The required result is the number of lines below that hold the word "date", stated without anything else.
========
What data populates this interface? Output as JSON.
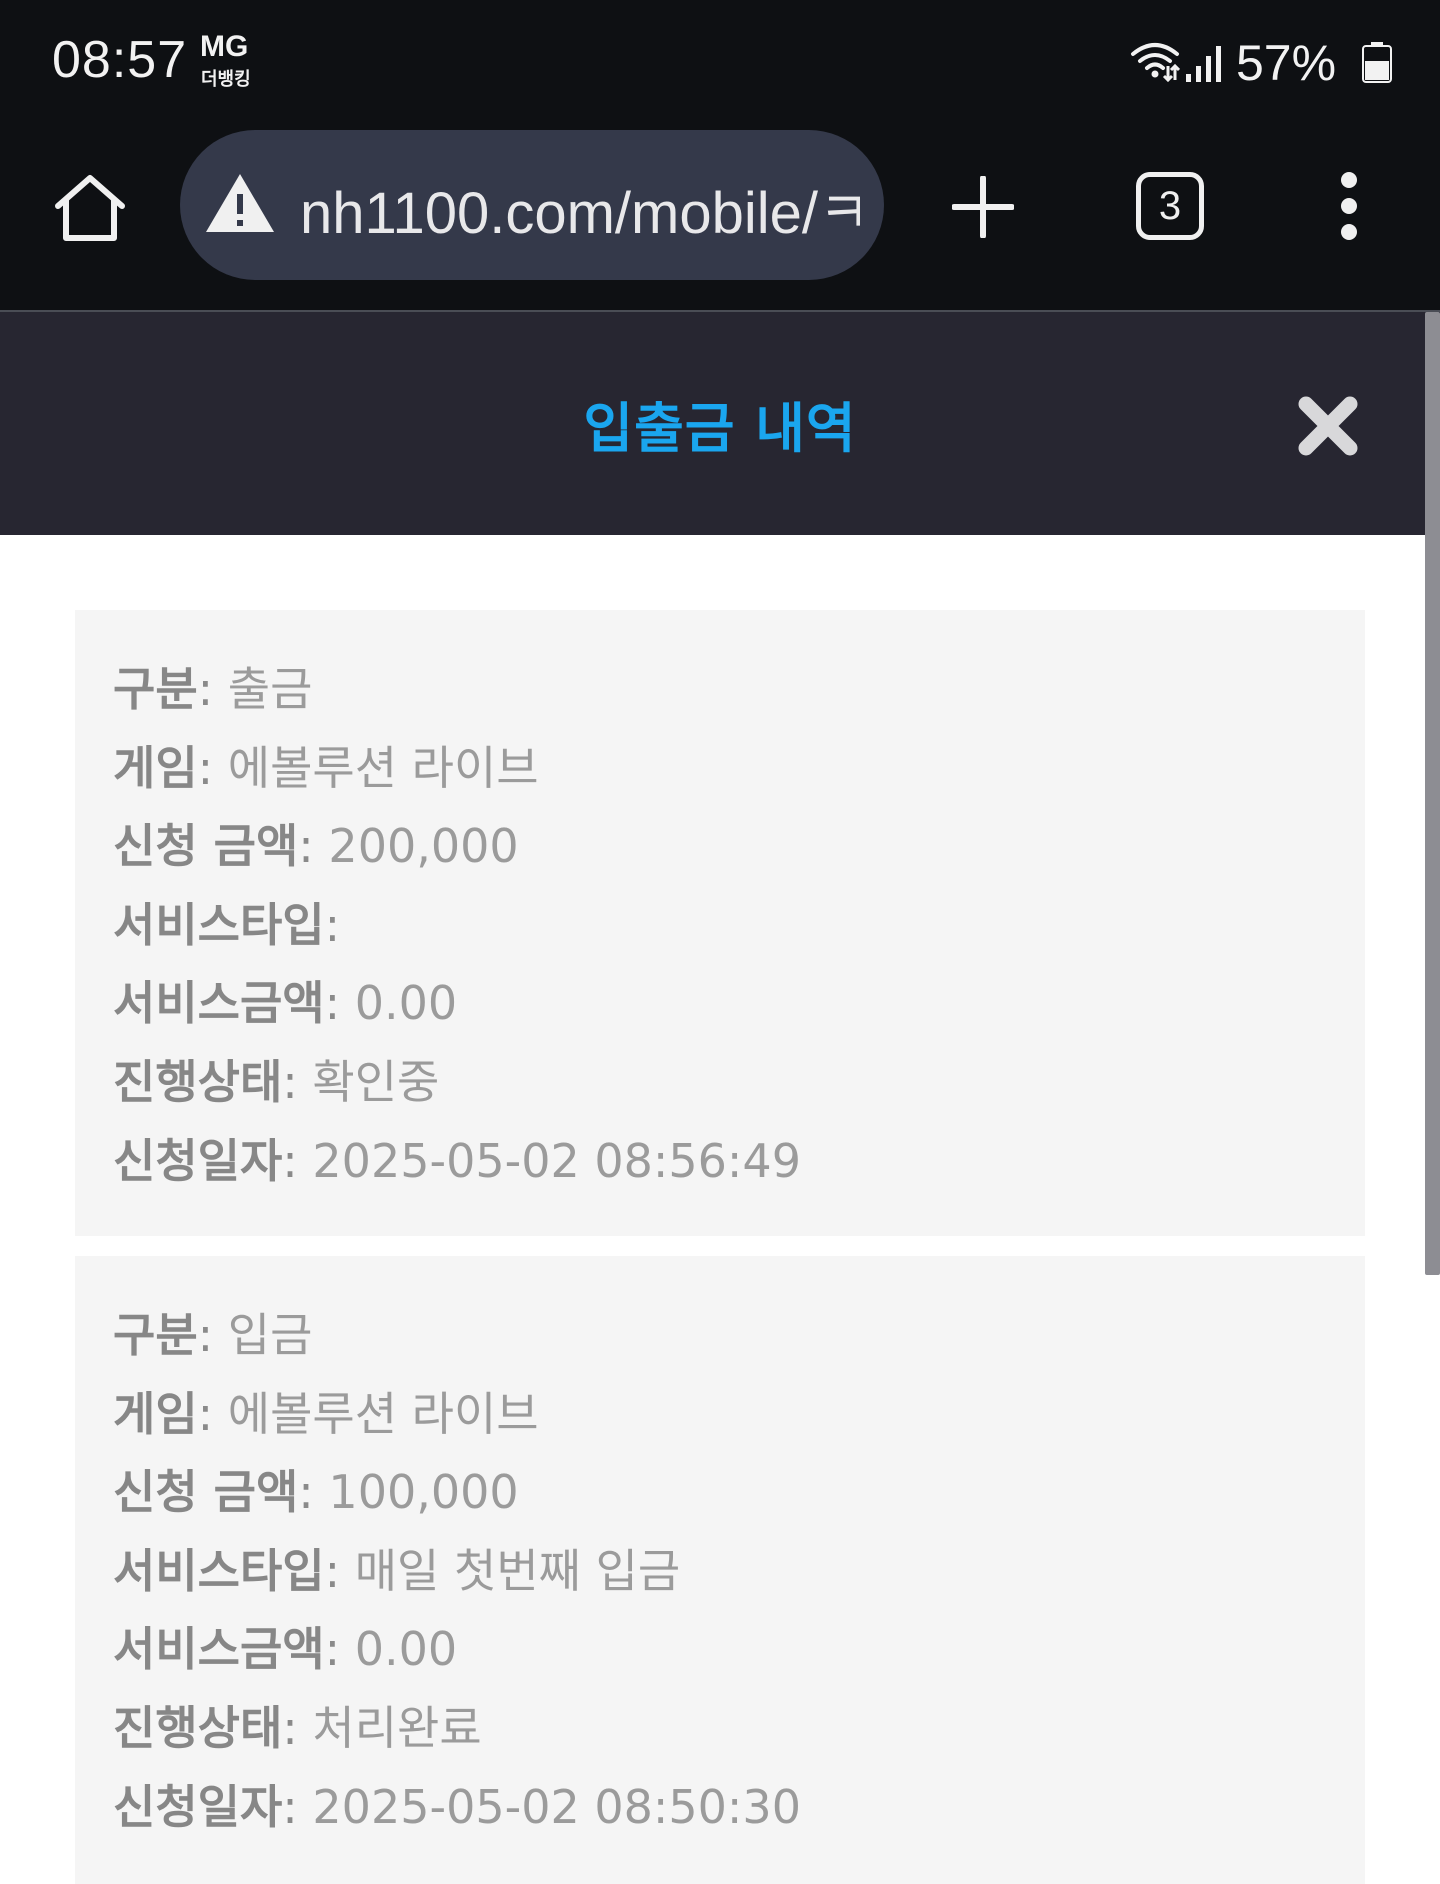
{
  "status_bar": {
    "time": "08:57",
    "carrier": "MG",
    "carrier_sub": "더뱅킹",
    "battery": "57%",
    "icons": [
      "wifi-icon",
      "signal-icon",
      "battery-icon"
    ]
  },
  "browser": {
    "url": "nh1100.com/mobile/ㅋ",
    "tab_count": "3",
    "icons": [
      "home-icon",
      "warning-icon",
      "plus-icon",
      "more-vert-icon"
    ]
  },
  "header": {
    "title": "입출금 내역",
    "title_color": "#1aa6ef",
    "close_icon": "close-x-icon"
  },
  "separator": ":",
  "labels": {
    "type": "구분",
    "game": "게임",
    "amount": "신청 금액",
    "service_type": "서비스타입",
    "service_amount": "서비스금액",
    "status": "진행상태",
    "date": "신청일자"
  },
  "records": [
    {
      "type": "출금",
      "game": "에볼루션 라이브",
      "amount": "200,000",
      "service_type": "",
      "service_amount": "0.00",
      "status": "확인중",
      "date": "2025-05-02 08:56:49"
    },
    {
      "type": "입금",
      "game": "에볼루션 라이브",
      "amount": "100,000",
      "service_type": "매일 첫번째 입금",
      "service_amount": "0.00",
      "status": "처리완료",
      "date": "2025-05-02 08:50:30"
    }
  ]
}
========
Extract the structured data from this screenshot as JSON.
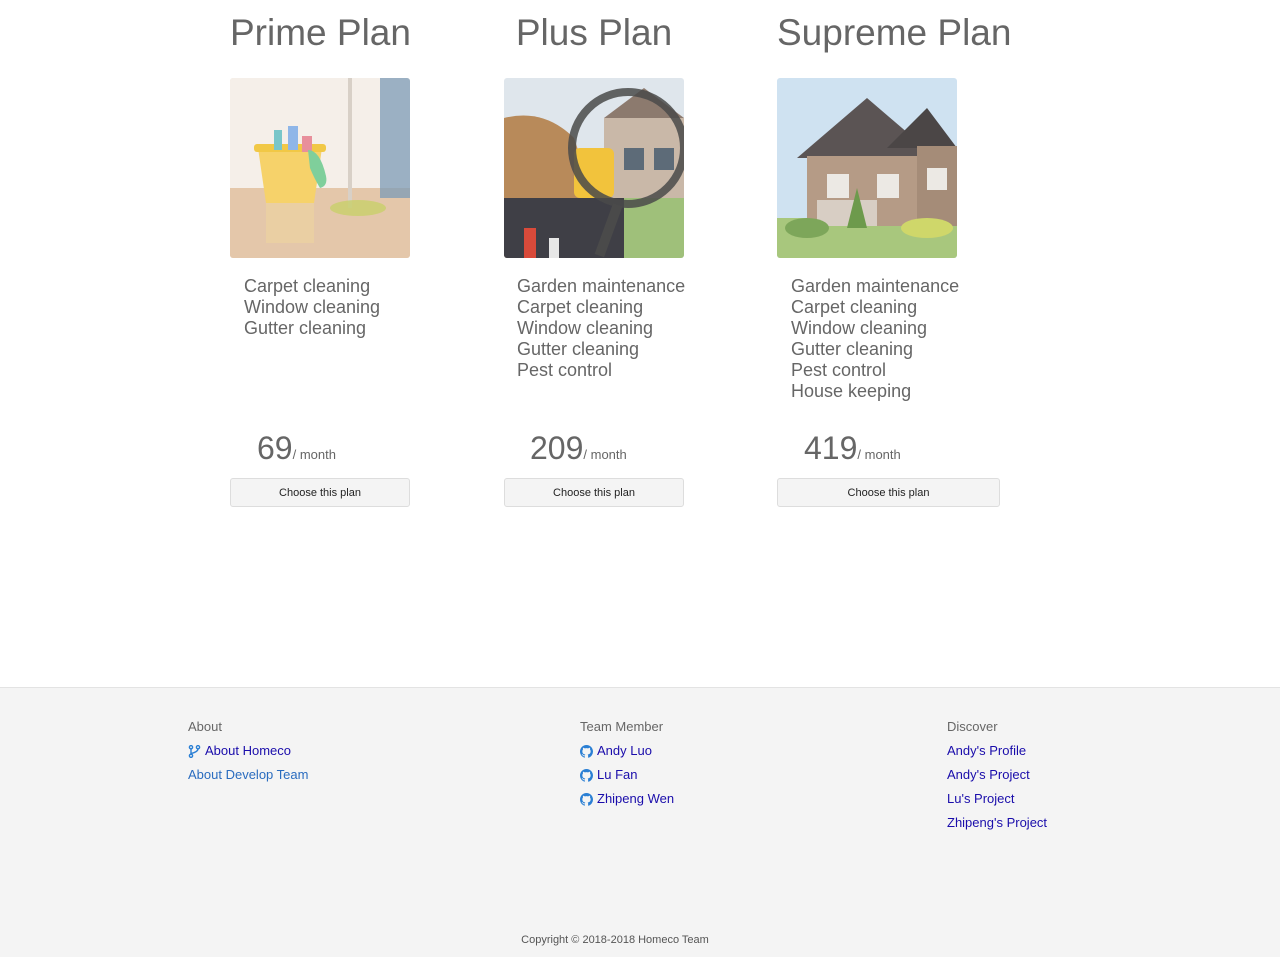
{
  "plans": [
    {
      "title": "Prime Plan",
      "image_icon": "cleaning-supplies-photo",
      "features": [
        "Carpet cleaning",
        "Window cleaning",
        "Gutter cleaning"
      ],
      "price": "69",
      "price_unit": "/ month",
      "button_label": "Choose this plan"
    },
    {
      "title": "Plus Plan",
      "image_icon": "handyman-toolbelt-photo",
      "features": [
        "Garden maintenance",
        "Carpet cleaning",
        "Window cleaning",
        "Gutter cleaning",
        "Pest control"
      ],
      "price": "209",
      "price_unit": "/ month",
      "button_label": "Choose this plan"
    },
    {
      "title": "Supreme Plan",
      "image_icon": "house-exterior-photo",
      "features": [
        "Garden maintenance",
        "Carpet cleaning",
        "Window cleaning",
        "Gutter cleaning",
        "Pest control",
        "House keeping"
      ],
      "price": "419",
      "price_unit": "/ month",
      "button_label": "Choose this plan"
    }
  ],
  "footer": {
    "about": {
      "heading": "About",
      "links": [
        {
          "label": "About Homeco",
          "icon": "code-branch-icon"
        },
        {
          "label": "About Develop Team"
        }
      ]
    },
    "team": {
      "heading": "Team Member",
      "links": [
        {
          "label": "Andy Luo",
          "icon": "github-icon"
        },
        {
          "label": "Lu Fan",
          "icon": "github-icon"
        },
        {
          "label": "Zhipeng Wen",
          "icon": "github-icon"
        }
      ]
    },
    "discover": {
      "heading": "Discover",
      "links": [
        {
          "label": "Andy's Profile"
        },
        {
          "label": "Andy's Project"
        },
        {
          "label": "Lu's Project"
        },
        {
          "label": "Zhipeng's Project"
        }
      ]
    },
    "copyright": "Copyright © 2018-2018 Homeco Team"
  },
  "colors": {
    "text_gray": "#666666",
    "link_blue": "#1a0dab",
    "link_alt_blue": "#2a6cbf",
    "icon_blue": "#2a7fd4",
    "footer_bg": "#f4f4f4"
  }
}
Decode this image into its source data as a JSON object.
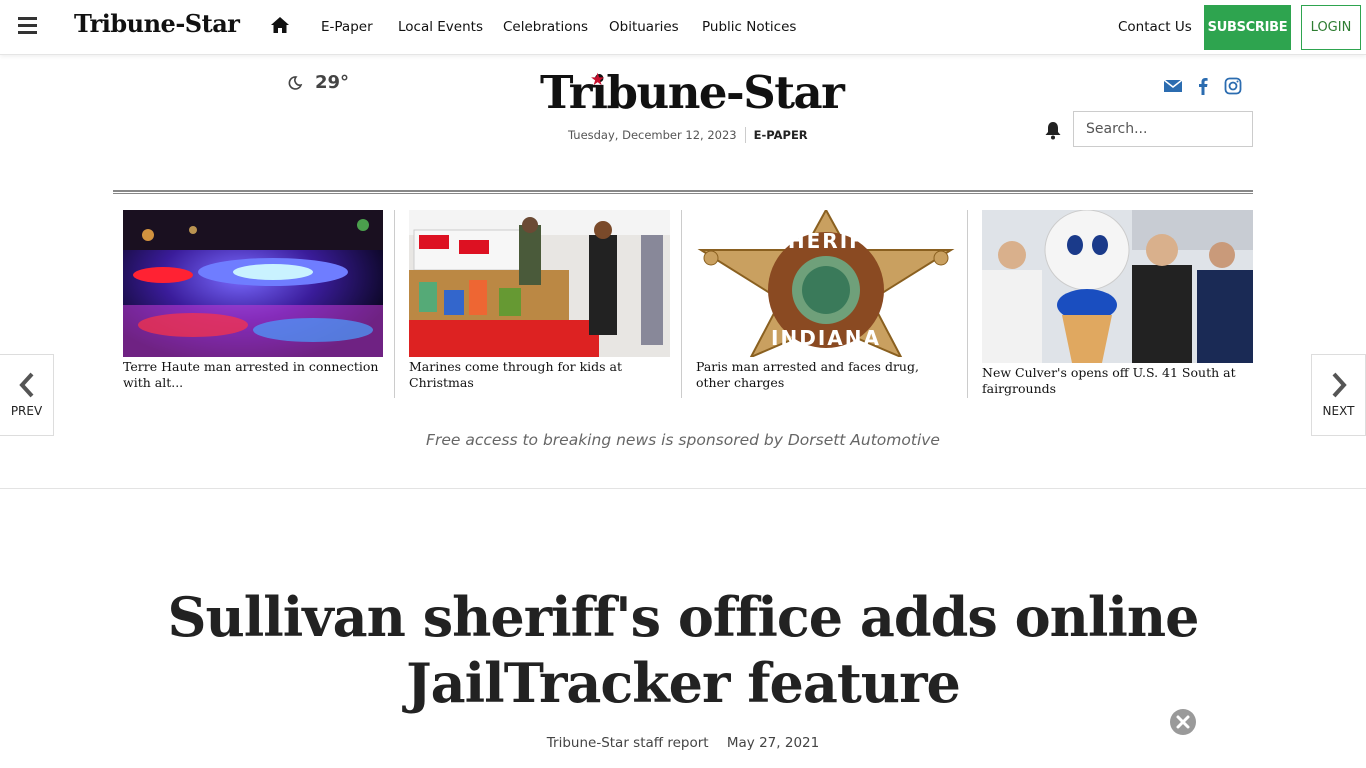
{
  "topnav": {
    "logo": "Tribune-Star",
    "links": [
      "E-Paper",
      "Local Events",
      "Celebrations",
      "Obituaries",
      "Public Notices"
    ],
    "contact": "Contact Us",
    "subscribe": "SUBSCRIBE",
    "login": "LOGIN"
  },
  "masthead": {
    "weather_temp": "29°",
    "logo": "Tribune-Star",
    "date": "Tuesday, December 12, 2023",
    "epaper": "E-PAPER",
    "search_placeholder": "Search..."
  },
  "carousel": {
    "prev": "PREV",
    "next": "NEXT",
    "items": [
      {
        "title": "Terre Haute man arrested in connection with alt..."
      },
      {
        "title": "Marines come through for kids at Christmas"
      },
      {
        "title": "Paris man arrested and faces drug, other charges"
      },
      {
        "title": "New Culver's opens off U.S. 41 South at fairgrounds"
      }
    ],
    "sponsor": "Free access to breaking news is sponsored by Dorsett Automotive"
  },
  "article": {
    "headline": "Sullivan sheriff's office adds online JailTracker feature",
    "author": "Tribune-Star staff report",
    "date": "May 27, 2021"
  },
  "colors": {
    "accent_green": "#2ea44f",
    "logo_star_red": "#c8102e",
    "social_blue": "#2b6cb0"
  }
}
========
## Written answer
5